Face of Feminism


Paige McKinsey was in middle school when the March for Women’s Rights played out on Capitol Hill. But there she was, rallying with her mother and tens of thousands of others. “That was the first time I ever experienced the word ‘feminism,’ ” said McKinsey, a UMW senior majoring in women’s and gender studies and international relations. “It was a really important experience, participating in the system at such a young age.” She could make a difference, she realized, just by showing up. Not that McKinsey, now a full-fledged feminist, “just shows up” for anything. If she isn’t touting equal rights at Lee Hall, she’s tweeting the dangers of adopting Greek life or rallying for the ERA in D.C. She’ll take that passion with her to West Africa when she enters the Peace Corps this spring. But the strides she’s made for Feminists United will remain at Mary Washington. “She’s taken them out of the shadows to be a real, critical part of campus life,” said Women’s and Gender Studies Chair … [Read more...]

Munching the Numbers


Debra Schleef’s students got a sweet assignment this fall. And, if you don’t think learning about univariate statistics sounds sweet, think again. Chocolate changes everything. “I’m pumped to get started on this,” said senior sociology major Lauren Boyle, who tore into a bag of M&M’s in a late-morning lab in Monroe 114. Each October Schleef, professor of sociology, turns her Quantitative Research Methods and Analysis course into the tastier “Candy Lab.” M&M’s add color to the curriculum and whet students’ appetites for concepts, like random probability sampling, that might otherwise seem tedious. Working in pairs, Boyle and her classmates ripped open bags of the button-shaped morsels and set aside 50 pieces. Schleef let them slurp up the extras – with one caveat. “Randomly eat them,” she said. “Don’t eat only one color, or you’ll ruin the results.” They counted the green, red, yellow, brown, orange, and blue M&M’s in their bags, while Schleef drew … [Read more...]

The Color of Science
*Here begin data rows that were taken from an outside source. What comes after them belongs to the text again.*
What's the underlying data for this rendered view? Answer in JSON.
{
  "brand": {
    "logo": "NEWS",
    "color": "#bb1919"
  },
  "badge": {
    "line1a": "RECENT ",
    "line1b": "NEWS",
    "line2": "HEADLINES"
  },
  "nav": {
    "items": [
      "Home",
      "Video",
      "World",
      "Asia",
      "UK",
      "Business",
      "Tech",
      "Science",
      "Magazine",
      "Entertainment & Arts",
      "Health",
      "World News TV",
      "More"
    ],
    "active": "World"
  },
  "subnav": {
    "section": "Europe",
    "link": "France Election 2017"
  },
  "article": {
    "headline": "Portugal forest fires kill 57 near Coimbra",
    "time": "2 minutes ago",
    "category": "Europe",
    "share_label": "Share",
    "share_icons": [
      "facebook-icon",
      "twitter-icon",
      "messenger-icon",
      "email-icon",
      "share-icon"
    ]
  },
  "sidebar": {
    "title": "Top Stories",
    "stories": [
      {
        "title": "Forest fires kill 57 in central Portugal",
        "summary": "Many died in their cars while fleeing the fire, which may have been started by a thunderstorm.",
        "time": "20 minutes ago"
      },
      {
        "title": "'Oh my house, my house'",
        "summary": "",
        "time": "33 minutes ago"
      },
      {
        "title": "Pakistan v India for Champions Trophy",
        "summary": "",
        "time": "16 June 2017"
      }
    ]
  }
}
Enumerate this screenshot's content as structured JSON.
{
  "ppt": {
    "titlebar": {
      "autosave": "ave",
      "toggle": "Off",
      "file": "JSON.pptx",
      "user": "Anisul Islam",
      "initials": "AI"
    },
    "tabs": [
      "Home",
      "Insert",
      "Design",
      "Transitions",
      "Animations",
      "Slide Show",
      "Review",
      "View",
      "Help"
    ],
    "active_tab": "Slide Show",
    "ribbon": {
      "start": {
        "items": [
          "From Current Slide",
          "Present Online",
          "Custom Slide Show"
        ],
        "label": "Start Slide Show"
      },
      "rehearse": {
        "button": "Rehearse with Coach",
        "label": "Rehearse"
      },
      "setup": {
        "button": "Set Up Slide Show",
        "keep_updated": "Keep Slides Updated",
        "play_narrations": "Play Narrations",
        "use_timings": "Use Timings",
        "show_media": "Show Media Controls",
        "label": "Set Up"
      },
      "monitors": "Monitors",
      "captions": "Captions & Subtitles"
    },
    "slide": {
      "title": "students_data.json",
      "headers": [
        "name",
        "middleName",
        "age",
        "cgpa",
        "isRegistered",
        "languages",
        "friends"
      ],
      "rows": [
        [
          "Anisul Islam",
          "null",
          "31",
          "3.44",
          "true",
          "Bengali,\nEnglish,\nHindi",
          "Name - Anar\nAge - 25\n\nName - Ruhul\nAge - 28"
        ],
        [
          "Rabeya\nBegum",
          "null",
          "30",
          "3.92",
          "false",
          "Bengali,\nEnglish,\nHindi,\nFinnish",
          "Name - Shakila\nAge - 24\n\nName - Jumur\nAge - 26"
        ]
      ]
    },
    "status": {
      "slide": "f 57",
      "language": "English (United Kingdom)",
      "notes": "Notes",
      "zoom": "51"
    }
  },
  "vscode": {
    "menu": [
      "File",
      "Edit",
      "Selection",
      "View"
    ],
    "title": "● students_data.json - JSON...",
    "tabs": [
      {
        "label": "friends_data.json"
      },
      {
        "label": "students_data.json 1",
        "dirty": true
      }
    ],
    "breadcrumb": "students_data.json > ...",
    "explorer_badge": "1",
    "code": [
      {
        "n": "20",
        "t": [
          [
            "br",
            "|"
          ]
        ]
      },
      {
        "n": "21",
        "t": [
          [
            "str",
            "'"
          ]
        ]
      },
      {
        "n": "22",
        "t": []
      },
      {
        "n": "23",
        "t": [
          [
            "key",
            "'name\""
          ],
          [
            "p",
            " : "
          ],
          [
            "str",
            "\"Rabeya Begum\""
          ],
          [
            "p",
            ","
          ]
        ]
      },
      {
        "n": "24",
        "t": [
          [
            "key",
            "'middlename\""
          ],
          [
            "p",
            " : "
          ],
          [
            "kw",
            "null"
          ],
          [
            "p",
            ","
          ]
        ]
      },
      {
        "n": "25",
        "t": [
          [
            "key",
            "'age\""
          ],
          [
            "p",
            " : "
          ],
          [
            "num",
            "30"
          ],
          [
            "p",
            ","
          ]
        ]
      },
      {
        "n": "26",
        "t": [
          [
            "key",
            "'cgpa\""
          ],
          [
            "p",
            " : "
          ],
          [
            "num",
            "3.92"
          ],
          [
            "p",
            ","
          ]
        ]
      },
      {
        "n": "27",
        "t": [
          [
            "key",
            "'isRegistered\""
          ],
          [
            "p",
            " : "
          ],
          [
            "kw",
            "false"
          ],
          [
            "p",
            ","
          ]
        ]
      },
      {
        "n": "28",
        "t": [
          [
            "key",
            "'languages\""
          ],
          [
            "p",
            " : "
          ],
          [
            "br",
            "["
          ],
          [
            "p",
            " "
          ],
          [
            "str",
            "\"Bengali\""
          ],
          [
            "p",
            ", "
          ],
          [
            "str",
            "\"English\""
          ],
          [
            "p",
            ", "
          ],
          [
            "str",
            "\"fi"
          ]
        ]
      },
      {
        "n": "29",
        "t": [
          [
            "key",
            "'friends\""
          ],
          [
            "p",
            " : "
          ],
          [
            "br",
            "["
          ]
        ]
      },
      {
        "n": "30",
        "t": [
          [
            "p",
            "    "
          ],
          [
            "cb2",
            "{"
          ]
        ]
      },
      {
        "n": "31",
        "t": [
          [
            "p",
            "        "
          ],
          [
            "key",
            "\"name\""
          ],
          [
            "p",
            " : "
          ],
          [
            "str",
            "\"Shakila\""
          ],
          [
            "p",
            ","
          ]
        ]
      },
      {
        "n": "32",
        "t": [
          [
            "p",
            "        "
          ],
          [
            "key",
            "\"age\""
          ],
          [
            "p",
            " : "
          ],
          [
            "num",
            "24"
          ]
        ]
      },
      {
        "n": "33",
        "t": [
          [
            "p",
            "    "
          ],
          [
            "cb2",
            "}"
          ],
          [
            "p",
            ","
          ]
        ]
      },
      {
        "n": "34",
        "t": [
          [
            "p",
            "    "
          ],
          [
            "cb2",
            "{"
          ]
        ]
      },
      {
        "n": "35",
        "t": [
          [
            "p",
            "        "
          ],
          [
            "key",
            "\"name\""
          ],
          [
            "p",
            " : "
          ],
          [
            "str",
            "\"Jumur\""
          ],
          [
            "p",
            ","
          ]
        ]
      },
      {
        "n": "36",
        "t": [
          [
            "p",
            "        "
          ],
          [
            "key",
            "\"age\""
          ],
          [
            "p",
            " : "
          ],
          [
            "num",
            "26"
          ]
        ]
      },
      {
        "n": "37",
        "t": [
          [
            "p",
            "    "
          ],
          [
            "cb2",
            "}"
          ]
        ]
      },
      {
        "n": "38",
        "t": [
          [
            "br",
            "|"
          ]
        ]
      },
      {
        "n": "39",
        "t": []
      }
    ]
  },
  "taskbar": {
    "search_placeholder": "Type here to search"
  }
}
Isabelle Malouf was so into science she wore it to prom. The gown that she made with organza and sequins had a bubble-type skirt that resembled a bacteriophage. A dress and a virus, it was part of the Daring Night Attire – or DNA – collection she created for a high school design class. “It was fun taking something like that and making it pretty,” said Malouf, a University of Mary Washington senior. “A lot of molecular biology stuff is gorgeous.” These days, rather than fashion, she channels her passion for science into zebrafish. Through them, she’s studying an herbicide that’s been linked to cancer. Her research, along with her hair color – she changes it weekly –make Malouf a standout on campus. And, as a face in UMW’s new branded photos, she hopes to make science seem more accessible, especially for women. “Girls aren’t expected to be good at science,” said Malouf, a biology major with a chemistry minor. Growing up in Boston, she learned to expect the unexpected, … [Read more...]